This is National Consumer Protection Week, and among all the complaints forwarded to the Consumer Protection division of the Iowa Attorney General’s Office, one of the biggest categories is auto repairs. Debra Moore in the consumer office says most repair shops are honest and do a good job, but so many people have cars, there will be a lot of repairs needed and so it’s a large category.
Morre says she’ll check with friends, relatives, and even co-workers when looking for a place to take the car, get their advice about good auto-repairs places, people with good reputations. Then if she finds a "good shop" that seems to do a good job at a fair price, she’ll go back.
If you have a big job, a large, expensive repair that needs to be done, she says it wouldn’t hurt to get a second opinion. Not only do prices vary from one shop to another, but professionals have different ideas on how much may need to be done. If you’re going to invest a lot of money in car repair, it’s a good idea go hear from more than one. She says you shouldn’t get too excited about ads that offer repair or maintenance work for an attractively low price.
"This is true on almost anything." Moore says. "If it sounds too good to be true, it may be not true." Check and make sure the ad’s not just a "loss leader" designed to bring you in to a shop where they’ll find other repairs that are needed, or simply tell you it’s going to cost more. She advises asking questions to really check it out, find out what the low-price special really is and how much your repair is going to cost. If they tell you a figure, you may be able to hold them to it, instead of accepting a "surprise" total that’s higher when the work is done.
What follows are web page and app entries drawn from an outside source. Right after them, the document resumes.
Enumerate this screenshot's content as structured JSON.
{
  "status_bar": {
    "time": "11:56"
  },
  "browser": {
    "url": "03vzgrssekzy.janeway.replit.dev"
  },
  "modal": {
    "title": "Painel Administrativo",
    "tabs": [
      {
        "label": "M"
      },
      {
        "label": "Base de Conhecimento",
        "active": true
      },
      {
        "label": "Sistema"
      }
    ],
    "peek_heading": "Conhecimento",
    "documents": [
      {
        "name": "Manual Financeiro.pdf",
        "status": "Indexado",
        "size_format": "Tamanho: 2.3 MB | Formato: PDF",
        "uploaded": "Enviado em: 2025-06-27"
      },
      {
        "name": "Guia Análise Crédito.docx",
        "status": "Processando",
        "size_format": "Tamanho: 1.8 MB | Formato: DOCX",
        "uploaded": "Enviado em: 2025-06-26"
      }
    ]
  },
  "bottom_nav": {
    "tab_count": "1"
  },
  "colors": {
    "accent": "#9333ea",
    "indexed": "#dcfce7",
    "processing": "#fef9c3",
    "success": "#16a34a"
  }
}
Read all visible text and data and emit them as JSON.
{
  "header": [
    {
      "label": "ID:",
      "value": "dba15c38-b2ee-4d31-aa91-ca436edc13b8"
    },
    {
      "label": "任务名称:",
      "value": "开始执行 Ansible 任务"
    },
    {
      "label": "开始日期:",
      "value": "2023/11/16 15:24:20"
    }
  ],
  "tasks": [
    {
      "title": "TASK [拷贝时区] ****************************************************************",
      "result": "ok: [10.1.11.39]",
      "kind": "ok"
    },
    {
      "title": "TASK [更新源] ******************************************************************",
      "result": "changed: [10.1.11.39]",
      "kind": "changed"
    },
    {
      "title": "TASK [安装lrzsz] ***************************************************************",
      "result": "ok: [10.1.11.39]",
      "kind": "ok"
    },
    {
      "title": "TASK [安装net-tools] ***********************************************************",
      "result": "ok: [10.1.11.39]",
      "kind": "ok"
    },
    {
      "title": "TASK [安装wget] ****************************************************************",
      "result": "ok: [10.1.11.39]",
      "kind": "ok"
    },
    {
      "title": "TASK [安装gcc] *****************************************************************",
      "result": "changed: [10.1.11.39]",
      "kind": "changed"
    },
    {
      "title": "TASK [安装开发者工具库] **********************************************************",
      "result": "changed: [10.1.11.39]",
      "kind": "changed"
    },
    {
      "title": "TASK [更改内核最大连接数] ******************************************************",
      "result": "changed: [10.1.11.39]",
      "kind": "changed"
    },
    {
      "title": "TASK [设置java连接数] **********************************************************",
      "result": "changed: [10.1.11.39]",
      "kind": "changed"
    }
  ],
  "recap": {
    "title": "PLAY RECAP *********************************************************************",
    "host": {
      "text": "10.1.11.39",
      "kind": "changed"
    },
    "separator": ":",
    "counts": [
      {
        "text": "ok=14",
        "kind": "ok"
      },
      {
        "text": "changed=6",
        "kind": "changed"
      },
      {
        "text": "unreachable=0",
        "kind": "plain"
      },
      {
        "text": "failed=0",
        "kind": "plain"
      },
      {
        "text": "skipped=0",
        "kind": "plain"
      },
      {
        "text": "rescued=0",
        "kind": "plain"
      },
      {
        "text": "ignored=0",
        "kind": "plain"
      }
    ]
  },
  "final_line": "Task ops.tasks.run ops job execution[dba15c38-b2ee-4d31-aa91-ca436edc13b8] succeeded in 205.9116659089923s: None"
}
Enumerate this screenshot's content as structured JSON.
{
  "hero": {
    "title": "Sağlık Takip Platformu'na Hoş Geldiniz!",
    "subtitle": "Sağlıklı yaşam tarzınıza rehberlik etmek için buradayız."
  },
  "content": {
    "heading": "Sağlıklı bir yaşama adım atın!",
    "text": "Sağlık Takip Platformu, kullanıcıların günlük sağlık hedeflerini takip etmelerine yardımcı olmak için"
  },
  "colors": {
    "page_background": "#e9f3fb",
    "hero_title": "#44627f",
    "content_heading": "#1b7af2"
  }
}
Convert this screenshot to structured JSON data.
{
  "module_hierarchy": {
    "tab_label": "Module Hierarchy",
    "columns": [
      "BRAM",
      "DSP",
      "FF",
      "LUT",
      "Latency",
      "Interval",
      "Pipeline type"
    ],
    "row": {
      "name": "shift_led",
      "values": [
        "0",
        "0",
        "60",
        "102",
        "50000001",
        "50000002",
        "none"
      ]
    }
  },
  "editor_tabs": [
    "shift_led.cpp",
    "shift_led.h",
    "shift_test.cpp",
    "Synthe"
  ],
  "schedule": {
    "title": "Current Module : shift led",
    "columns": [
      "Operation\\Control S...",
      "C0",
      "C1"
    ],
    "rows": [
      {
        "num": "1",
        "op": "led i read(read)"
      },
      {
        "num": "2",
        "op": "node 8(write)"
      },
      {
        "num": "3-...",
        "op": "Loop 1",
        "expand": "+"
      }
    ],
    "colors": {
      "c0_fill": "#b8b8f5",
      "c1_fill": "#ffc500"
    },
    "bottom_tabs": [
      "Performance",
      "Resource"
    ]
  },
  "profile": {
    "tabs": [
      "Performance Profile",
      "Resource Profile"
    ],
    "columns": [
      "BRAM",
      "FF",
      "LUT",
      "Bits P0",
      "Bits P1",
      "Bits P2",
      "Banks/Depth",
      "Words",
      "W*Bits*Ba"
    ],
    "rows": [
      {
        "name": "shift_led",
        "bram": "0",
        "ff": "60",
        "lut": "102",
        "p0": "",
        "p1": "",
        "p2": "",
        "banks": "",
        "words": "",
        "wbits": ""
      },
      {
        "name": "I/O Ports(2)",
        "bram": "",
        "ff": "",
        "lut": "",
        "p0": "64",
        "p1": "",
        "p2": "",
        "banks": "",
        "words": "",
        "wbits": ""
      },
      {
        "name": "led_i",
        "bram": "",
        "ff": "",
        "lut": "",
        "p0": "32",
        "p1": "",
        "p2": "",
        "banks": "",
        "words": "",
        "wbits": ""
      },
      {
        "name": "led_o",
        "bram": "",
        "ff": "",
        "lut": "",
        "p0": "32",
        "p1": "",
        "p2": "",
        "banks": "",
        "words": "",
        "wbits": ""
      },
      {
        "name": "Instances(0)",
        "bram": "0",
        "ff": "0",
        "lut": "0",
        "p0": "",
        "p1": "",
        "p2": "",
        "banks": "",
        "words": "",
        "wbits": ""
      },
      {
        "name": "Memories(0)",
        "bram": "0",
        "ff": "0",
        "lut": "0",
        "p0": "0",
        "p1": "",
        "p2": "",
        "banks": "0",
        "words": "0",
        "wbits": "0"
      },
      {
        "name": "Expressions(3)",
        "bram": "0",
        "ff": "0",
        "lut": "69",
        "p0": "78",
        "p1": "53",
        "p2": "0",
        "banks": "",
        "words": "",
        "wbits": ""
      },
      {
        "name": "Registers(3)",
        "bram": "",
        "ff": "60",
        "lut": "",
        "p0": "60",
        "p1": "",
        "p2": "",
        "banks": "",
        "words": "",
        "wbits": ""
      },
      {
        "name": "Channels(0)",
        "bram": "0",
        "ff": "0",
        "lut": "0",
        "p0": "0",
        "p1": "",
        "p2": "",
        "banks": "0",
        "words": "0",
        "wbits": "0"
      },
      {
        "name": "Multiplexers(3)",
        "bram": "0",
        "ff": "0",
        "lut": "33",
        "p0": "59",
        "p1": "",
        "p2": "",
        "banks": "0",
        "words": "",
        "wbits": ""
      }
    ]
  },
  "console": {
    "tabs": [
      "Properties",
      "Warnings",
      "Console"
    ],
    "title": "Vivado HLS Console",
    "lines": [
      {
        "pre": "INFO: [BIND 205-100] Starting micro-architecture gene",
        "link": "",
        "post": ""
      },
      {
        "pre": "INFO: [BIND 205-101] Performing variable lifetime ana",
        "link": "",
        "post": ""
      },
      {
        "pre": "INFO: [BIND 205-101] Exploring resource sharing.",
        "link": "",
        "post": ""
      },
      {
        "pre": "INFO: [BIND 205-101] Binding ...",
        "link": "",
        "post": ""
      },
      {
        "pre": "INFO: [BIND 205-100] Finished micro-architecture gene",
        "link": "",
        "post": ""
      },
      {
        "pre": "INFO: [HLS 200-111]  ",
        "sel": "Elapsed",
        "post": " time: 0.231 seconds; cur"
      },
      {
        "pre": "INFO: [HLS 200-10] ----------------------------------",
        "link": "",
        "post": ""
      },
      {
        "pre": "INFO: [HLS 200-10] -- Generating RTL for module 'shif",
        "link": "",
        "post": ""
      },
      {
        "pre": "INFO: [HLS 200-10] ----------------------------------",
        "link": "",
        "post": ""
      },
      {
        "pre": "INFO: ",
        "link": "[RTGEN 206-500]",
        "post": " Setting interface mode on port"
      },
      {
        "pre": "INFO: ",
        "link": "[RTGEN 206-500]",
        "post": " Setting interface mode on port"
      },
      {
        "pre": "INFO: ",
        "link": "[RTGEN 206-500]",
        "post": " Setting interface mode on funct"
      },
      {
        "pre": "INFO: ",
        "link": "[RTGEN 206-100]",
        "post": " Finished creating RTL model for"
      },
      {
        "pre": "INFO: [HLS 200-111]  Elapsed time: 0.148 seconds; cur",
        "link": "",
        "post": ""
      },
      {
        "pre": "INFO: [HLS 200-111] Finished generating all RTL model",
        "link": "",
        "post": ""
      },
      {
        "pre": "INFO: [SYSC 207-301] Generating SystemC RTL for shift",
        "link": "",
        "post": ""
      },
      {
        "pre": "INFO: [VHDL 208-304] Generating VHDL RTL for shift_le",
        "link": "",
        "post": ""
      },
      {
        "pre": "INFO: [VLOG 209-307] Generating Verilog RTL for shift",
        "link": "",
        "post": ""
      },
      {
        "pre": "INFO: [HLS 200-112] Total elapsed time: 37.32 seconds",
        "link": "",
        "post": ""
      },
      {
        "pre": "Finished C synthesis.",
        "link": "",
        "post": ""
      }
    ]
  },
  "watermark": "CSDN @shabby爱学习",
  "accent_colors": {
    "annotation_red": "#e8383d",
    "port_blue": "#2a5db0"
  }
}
Moore says there’s a state law regulating "service trade practices." When you go in to get repair service that’s more than a fifty-dollar job, you have the right under this state law to get an estimate of what it’ll cost — and you can get that in writing. Under the law, they cannot charge you more than ten-percent more than that estimate, unless they’ve contacted you in the meantime and gotten your approval for additional work and charges. She says you should be clear and specific so everyone’s clear on what you want, what you expect to pay, and how they can reach you to discuss the repair job you want.